n Number of feed water heater

n_{crit} Critical number of feed water heater

n_{opt} Optimum number of feed water heater

N Technical life of the thermal power plant, (yr)

N_{P} Payback period, (yr)

OC_{FH} Operation (energy) cost of feed water heater, ($)

P_{1} Ratio of the life cycle energy cost or savings to that for the first year, (yr)

P_{2} Ratio of the life cycle expenditures incurred because of the additional capital investment to the initial investment

Q Heat input to boiler, (kW)

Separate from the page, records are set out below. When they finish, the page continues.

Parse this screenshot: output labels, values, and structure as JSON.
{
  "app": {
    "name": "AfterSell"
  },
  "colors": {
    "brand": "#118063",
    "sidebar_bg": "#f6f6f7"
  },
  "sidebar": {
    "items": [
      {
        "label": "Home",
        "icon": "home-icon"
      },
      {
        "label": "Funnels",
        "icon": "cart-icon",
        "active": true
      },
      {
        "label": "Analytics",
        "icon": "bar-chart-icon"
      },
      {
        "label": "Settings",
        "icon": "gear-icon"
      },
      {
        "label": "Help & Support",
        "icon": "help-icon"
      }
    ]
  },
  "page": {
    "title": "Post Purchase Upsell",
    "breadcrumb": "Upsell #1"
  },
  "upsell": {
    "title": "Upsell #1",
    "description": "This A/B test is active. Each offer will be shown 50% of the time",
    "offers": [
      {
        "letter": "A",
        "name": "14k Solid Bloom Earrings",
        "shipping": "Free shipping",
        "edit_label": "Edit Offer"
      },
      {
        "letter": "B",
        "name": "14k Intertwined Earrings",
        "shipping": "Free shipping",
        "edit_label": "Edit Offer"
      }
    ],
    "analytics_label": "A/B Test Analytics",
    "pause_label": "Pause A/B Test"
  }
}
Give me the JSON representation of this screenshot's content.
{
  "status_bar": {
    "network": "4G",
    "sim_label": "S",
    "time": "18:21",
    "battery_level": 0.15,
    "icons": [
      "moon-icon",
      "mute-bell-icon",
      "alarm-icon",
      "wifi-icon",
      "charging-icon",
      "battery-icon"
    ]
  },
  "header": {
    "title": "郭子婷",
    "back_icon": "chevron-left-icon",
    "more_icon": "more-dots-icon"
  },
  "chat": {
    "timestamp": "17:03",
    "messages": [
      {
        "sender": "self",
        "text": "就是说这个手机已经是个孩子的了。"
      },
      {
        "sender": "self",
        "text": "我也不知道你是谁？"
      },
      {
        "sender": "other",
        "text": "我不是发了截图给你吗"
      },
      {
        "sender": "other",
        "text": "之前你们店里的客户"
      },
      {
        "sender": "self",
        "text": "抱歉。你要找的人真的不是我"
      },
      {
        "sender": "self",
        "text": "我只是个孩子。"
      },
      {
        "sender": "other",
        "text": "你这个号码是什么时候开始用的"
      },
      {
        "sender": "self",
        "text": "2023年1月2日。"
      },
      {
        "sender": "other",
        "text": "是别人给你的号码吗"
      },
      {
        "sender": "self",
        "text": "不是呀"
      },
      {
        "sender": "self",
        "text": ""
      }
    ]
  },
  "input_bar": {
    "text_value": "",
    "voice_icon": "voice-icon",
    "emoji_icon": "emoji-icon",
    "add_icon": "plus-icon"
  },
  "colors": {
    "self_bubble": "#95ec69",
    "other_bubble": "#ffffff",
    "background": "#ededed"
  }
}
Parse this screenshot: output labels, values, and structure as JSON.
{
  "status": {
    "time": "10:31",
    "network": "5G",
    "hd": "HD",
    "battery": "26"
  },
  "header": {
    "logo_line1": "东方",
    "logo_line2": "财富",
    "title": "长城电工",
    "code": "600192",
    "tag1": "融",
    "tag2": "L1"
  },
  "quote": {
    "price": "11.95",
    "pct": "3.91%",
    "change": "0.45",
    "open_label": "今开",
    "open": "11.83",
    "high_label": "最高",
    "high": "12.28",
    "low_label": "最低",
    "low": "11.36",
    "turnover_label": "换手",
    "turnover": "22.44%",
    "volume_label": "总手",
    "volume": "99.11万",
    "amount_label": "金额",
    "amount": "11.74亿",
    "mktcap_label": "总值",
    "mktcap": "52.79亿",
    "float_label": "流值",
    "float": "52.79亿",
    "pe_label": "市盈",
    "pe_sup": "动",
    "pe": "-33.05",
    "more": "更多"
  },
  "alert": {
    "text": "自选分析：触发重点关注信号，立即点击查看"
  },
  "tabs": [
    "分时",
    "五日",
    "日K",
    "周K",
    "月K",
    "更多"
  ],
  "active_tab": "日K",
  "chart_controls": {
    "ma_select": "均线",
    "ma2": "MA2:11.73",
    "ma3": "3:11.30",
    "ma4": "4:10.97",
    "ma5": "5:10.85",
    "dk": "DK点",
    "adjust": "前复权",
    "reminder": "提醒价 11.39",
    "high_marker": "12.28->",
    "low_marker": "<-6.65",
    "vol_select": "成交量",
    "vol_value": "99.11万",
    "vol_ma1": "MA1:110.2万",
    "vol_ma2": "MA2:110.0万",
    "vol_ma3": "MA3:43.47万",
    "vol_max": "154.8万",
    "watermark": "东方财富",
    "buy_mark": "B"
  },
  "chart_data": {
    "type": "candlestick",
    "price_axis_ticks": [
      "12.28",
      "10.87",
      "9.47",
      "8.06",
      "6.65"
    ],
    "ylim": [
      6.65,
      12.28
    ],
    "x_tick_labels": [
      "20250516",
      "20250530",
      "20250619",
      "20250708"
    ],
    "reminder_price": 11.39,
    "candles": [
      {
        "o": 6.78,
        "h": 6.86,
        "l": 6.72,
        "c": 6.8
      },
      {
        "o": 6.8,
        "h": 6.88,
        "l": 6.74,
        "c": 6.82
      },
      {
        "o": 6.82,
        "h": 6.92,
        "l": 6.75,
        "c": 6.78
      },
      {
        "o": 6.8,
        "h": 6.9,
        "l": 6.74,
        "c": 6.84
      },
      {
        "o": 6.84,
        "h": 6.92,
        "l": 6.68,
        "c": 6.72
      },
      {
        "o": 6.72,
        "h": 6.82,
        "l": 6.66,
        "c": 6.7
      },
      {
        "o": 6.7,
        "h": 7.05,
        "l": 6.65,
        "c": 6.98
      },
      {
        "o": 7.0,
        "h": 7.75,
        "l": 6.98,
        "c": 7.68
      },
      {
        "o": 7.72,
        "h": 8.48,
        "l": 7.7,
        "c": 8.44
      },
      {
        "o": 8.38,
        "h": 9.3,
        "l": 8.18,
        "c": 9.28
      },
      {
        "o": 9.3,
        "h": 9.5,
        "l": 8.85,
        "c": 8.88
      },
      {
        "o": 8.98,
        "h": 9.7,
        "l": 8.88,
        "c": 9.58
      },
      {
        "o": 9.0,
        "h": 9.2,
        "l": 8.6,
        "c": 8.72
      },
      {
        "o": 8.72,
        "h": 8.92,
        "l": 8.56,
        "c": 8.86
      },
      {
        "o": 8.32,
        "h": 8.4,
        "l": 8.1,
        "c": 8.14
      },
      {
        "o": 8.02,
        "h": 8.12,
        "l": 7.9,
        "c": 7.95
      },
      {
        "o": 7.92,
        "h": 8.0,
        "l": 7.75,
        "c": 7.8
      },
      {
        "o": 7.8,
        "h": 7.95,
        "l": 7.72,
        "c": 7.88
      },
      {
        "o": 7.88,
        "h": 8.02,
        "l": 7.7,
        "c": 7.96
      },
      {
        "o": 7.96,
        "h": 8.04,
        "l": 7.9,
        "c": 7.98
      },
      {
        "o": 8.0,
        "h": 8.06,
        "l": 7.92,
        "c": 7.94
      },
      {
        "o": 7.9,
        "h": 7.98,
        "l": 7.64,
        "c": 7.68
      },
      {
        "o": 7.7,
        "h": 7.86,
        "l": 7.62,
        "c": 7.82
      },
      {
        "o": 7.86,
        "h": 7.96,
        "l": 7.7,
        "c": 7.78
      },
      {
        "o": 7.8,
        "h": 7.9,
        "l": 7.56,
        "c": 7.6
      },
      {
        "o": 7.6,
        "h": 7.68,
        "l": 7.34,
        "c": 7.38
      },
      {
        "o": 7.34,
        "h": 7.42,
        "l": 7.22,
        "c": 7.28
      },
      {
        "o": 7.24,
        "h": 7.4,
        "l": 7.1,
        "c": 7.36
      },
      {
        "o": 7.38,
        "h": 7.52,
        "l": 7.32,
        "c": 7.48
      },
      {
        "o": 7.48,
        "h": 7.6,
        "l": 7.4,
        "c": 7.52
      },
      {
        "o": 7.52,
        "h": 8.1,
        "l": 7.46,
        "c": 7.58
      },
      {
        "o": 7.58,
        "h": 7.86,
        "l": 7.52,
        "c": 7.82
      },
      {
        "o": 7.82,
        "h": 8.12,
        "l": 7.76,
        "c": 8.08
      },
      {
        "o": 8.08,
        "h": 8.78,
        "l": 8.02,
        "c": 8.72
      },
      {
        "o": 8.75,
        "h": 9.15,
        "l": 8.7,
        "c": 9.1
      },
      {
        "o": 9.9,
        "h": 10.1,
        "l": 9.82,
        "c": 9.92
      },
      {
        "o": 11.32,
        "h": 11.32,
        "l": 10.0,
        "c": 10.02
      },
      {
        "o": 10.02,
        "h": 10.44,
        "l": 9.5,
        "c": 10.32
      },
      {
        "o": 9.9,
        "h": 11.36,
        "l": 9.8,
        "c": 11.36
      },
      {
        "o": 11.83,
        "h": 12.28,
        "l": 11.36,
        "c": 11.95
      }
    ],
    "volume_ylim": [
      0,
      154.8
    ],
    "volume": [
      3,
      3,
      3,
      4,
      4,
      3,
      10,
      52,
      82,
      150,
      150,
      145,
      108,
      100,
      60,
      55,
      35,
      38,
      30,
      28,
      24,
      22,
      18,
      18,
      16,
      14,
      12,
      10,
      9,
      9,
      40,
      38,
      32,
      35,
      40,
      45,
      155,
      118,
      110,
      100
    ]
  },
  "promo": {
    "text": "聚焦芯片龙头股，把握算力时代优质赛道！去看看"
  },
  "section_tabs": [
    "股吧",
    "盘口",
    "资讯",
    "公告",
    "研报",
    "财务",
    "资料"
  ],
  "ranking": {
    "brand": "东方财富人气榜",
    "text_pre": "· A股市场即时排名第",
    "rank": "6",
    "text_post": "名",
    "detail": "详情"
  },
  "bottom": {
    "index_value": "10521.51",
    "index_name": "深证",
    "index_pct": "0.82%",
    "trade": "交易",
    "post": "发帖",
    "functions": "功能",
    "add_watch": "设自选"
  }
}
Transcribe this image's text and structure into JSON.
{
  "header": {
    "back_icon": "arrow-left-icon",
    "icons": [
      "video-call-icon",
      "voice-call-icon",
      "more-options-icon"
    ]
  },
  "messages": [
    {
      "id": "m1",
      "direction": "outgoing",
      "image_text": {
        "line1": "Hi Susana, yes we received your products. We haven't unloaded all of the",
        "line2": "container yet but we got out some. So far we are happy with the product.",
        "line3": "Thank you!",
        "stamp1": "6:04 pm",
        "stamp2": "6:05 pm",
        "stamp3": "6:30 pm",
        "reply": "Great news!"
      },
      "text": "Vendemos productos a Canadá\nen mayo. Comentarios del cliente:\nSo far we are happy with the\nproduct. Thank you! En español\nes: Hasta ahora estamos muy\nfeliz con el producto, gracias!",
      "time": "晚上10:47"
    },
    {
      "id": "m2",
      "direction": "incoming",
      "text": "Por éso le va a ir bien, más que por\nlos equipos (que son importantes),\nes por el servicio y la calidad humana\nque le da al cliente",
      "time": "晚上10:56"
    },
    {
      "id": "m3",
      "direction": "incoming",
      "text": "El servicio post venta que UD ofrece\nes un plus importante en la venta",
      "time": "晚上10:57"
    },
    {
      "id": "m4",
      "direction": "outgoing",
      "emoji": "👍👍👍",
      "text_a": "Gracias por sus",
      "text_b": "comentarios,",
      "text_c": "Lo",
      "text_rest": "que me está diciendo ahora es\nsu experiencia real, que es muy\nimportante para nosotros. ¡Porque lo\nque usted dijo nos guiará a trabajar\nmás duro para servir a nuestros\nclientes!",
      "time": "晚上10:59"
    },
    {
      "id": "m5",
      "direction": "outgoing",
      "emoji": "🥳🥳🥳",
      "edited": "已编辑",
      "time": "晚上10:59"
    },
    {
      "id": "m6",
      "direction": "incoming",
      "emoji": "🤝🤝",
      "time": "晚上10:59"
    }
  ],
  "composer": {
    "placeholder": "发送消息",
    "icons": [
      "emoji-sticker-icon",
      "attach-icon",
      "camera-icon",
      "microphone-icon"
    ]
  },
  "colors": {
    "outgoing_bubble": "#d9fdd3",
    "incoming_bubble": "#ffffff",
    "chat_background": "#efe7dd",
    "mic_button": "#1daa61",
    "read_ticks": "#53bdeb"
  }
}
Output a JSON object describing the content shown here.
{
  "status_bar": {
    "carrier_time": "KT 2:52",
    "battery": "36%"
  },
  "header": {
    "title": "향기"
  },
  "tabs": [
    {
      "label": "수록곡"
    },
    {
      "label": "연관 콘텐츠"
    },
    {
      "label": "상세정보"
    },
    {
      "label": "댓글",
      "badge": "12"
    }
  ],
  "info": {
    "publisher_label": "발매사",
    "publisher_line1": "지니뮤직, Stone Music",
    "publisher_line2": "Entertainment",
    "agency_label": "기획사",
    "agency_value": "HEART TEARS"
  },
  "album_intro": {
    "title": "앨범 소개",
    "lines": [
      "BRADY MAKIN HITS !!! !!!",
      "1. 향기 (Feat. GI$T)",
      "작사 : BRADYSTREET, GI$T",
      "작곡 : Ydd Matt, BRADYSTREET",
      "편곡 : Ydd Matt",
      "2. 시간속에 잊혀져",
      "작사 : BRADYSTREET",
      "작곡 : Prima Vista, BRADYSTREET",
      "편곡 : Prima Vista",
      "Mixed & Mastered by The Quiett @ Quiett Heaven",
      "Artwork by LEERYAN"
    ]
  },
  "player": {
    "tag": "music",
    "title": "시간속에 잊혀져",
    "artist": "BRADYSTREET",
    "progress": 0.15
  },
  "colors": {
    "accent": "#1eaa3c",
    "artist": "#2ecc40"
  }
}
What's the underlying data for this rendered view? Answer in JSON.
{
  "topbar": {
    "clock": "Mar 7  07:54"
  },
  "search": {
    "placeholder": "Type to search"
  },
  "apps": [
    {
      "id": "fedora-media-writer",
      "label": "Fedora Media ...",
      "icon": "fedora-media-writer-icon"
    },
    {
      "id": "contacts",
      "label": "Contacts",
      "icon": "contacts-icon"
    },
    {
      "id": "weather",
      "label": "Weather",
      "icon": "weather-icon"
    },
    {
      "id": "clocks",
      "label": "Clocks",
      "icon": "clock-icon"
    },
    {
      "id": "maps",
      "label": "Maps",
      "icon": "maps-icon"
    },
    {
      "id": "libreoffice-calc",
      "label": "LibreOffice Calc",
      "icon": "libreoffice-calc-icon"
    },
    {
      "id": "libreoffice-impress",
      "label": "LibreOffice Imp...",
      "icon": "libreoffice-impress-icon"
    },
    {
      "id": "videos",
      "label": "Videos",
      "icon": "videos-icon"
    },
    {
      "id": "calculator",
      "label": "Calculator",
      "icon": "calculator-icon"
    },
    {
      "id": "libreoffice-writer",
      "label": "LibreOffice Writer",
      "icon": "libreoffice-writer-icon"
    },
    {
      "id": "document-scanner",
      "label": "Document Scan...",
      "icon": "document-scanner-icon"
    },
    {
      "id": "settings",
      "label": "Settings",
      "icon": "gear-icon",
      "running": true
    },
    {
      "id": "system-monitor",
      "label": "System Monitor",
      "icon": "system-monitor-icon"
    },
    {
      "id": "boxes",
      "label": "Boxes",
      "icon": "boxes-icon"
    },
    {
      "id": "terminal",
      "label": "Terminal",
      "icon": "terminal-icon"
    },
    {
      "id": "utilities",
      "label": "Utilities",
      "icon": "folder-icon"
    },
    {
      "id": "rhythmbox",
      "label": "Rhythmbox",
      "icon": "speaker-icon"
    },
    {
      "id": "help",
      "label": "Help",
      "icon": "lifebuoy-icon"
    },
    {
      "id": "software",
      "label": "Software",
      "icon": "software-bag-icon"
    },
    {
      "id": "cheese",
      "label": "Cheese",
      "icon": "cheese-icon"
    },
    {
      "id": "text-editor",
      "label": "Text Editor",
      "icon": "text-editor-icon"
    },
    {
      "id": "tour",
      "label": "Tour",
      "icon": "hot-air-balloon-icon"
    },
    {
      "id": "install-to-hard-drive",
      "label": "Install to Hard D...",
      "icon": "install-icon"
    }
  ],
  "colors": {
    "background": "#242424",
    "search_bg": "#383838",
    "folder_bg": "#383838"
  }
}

R_{v} Ratio of resale value of the system into the first original cost

S Net savings, ($)

T_{max}_{ } Maximum steam temperature, (C)

T_{min}_{ } Minimum (condenser) temperature, (C)

T_{i} Temperature of water after the i th feed water heater, (C)

T_{S}_{,i} Temperature of steam extracted to i th feed water heater, (C)

T_{S}_{,1} Temperature of steam extracted to first feed water heater, (C)

T_{S}_{,2} Temperature of steam extracted to second feed water heater, (C)

T_{1} Temperature of feed water when leaving the first feed water heater, (C)

T_{2} Temperature of feed water when leaving the second feed water heater, (C)

U Overall heat transfer coefficient of the feed water heater, [W/(m^{2}·K)]

U_{1} Overall heat transfer coefficient of the first feed water heater, [W/(m^{2}·K)]

U_{2} Overall heat transfer coefficient of the second feed water heater, [W/(m^{2}·K)]

x Mass fraction of steam entering into each feed water heater

W Electrical power generation capacity of thermal power plant, (kW)

ΔT_{S,opt} Optimum steam temperature difference across two neighbor feed water heaters, (C)

Δη_{th} Increase in thermal efficiency of the thermal power plant

ε_{i} Effectiveness of the i th feed water heater

ε_{1} Effectiveness of first feed water heater

ε_{2} Effectiveness of the second feed water heater

η_{th} Thermal efficiency of the thermal power plant.